What’s the local scene like out there for you guys and how do you feel it has shaped the group?
Tom: There’s a really good scene here in the UK and a lot of cool bands…shout out to Seven Doors, Vulgar Dissection, Trenchfoot, Vacuous, Coffin Mulch, Body Asphyxiation Science, Celestial Sanctuary, Brainbath, and Charlie and Russell at Crypt Of The Wizard. As far as shaping the sound, I’m a huge Bolt Thrower and Carcass fan but aside from that I’d say I’m more influenced by American stuff if I’m honest, although I do think there’s a gritty nastiness that comes from living in a grey country with bad weather and a bunch of moaning cunts on the news everyday that makes you wanna play some slams and live in your own death metal world!
Lastly, besides the new album, what’s next for the band? Do you have live plans in support of it and what are your goals for the next few years of the band?

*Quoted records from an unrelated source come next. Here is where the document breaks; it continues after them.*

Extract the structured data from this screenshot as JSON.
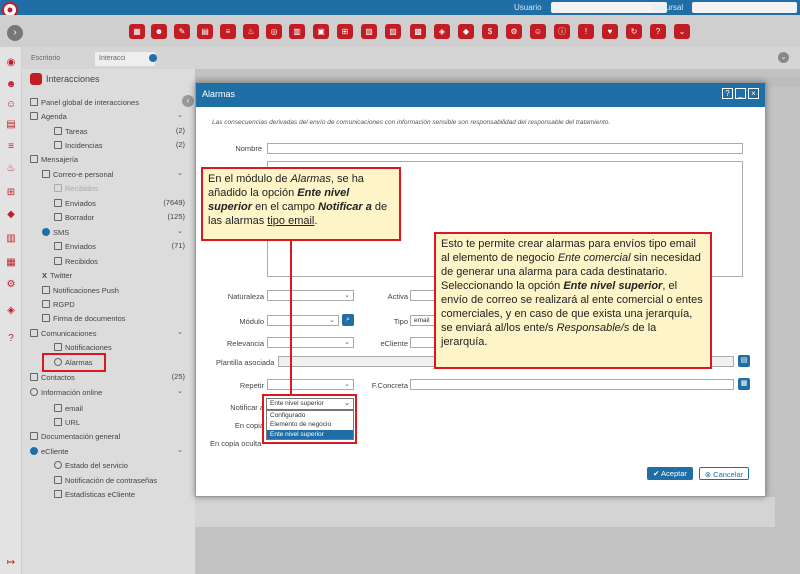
{
  "topbar": {
    "user_label": "Usuario",
    "branch_label": "Sucursal"
  },
  "tabs": {
    "desktop": "Escritorio",
    "interactions": "Interacci"
  },
  "sidebar": {
    "title": "Interacciones",
    "global_panel": "Panel global de interacciones",
    "agenda": "Agenda",
    "tareas": "Tareas",
    "tareas_count": "(2)",
    "incidencias": "Incidencias",
    "incidencias_count": "(2)",
    "mensajeria": "Mensajería",
    "correo": "Correo-e personal",
    "recibidos": "Recibidos",
    "enviados": "Enviados",
    "enviados_count": "(7649)",
    "borrador": "Borrador",
    "borrador_count": "(125)",
    "sms": "SMS",
    "sms_enviados": "Enviados",
    "sms_enviados_count": "(71)",
    "sms_recibidos": "Recibidos",
    "twitter": "Twitter",
    "push": "Notificaciones Push",
    "rgpd": "RGPD",
    "firma": "Firma de documentos",
    "comunicaciones": "Comunicaciones",
    "notificaciones": "Notificaciones",
    "alarmas": "Alarmas",
    "contactos": "Contactos",
    "contactos_count": "(25)",
    "info_online": "Información online",
    "email": "email",
    "url": "URL",
    "documentacion": "Documentación general",
    "ecliente": "eCliente",
    "estado": "Estado del servicio",
    "notif_pass": "Notificación de contraseñas",
    "estadisticas": "Estadísticas eCliente"
  },
  "modal": {
    "title": "Alarmas",
    "notice": "Las consecuencias derivadas del envío de comunicaciones con información sensible son responsabilidad del responsable del tratamiento.",
    "nombre": "Nombre",
    "naturaleza": "Naturaleza",
    "activa": "Activa",
    "modulo": "Módulo",
    "tipo": "Tipo",
    "tipo_value": "email",
    "relevancia": "Relevancia",
    "ecliente": "eCliente",
    "plantilla": "Plantilla asociada",
    "repetir": "Repetir",
    "fconcreta": "F.Concreta",
    "notificar": "Notificar a",
    "encopia": "En copia",
    "encopia_oculta": "En copia oculta",
    "notificar_value": "Ente nivel superior",
    "options": [
      "Configurado",
      "Elemento de negocio",
      "Ente nivel superior"
    ],
    "aceptar": "Aceptar",
    "cancelar": "Cancelar"
  },
  "callout1": {
    "t1": "En el módulo de ",
    "t2": "Alarmas",
    "t3": ", se ha añadido la opción ",
    "t4": "Ente nivel superior",
    "t5": " en el campo ",
    "t6": "Notificar a",
    "t7": " de las alarmas ",
    "t8": "tipo email",
    "t9": "."
  },
  "callout2": {
    "t1": "Esto te permite crear alarmas para envíos tipo email al elemento de negocio ",
    "t2": "Ente comercial",
    "t3": " sin necesidad de generar una alarma para cada destinatario. Seleccionando la opción ",
    "t4": "Ente nivel superior",
    "t5": ", el envío de correo se realizará al ente comercial o entes comerciales, y en caso de que exista una jerarquía, se enviará al/los ente/s ",
    "t6": "Responsable/s",
    "t7": " de la jerarquía."
  },
  "colors": {
    "accent": "#1f6fa6",
    "brand_red": "#c21d25",
    "callout_bg": "#fdf4c8"
  }
}
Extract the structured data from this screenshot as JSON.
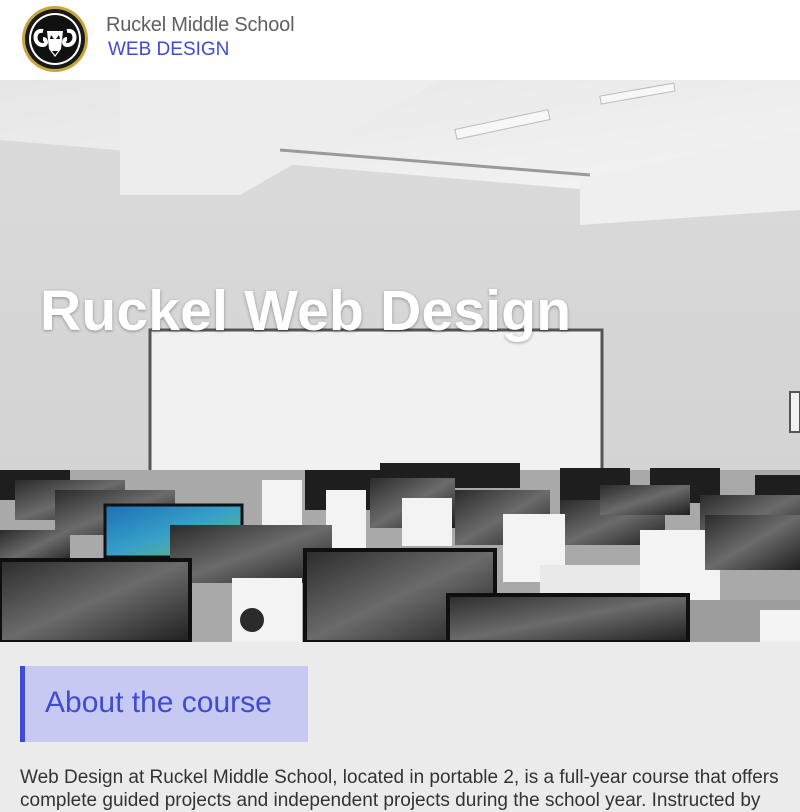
{
  "header": {
    "school_name": "Ruckel Middle School",
    "site_name": "WEB DESIGN",
    "logo_icon": "ram-logo-icon"
  },
  "hero": {
    "title": "Ruckel Web Design",
    "image": "computer-lab-photo"
  },
  "about": {
    "heading": "About the course",
    "paragraph_line1": "Web Design at Ruckel Middle School, located in portable 2, is a full-year course that offers",
    "paragraph_line2": "complete guided projects and independent projects during the school year. Instructed by"
  },
  "colors": {
    "accent": "#3f4bd0",
    "heading_bg": "#c6c9f2",
    "page_bg": "#ebebeb",
    "logo_ring": "#c8a63a"
  }
}
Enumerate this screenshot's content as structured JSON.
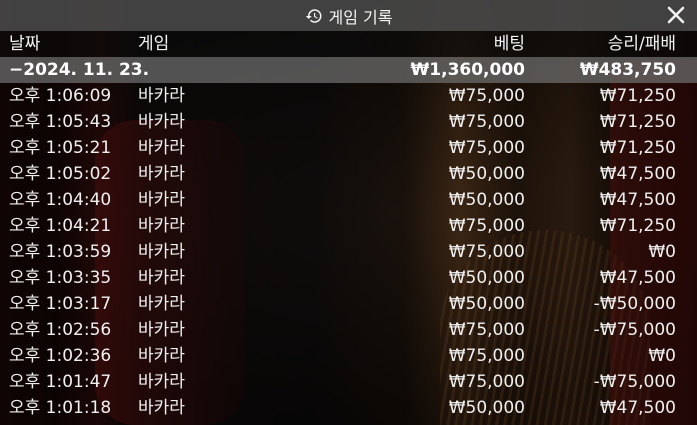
{
  "window": {
    "title": "게임 기록",
    "close_icon": "close-icon",
    "history_icon": "history-icon"
  },
  "columns": {
    "date": "날짜",
    "game": "게임",
    "bet": "베팅",
    "win": "승리/패배"
  },
  "summary": {
    "date": "−2024. 11. 23.",
    "bet": "₩1,360,000",
    "win": "₩483,750"
  },
  "rows": [
    {
      "time": "오후 1:06:09",
      "game": "바카라",
      "bet": "₩75,000",
      "win": "₩71,250"
    },
    {
      "time": "오후 1:05:43",
      "game": "바카라",
      "bet": "₩75,000",
      "win": "₩71,250"
    },
    {
      "time": "오후 1:05:21",
      "game": "바카라",
      "bet": "₩75,000",
      "win": "₩71,250"
    },
    {
      "time": "오후 1:05:02",
      "game": "바카라",
      "bet": "₩50,000",
      "win": "₩47,500"
    },
    {
      "time": "오후 1:04:40",
      "game": "바카라",
      "bet": "₩50,000",
      "win": "₩47,500"
    },
    {
      "time": "오후 1:04:21",
      "game": "바카라",
      "bet": "₩75,000",
      "win": "₩71,250"
    },
    {
      "time": "오후 1:03:59",
      "game": "바카라",
      "bet": "₩75,000",
      "win": "₩0"
    },
    {
      "time": "오후 1:03:35",
      "game": "바카라",
      "bet": "₩50,000",
      "win": "₩47,500"
    },
    {
      "time": "오후 1:03:17",
      "game": "바카라",
      "bet": "₩50,000",
      "win": "-₩50,000"
    },
    {
      "time": "오후 1:02:56",
      "game": "바카라",
      "bet": "₩75,000",
      "win": "-₩75,000"
    },
    {
      "time": "오후 1:02:36",
      "game": "바카라",
      "bet": "₩75,000",
      "win": "₩0"
    },
    {
      "time": "오후 1:01:47",
      "game": "바카라",
      "bet": "₩75,000",
      "win": "-₩75,000"
    },
    {
      "time": "오후 1:01:18",
      "game": "바카라",
      "bet": "₩50,000",
      "win": "₩47,500"
    }
  ]
}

Tom: Once the album’s out we’re planning to put out two or three songs on a split with another UK death metal band. No plans to play live, Justin lives in the U.S. and I’m not really into crowds or being on stage as I’m autistic and find social events pretty taxing (to be honest). We may play live someday, I’d never rule it out, but I don’t really enjoy the gig experience as much as I do listening to metal at home, and I’m hoping with the album other introverted people like me will enjoy pulling on their headphones and getting a break from the bullshit of the world.
Kyle: Keep it going, keep grinding, get everyone’s attention, make it a full-time gig. So far the support has been mind blowing and we just want to give back to the people.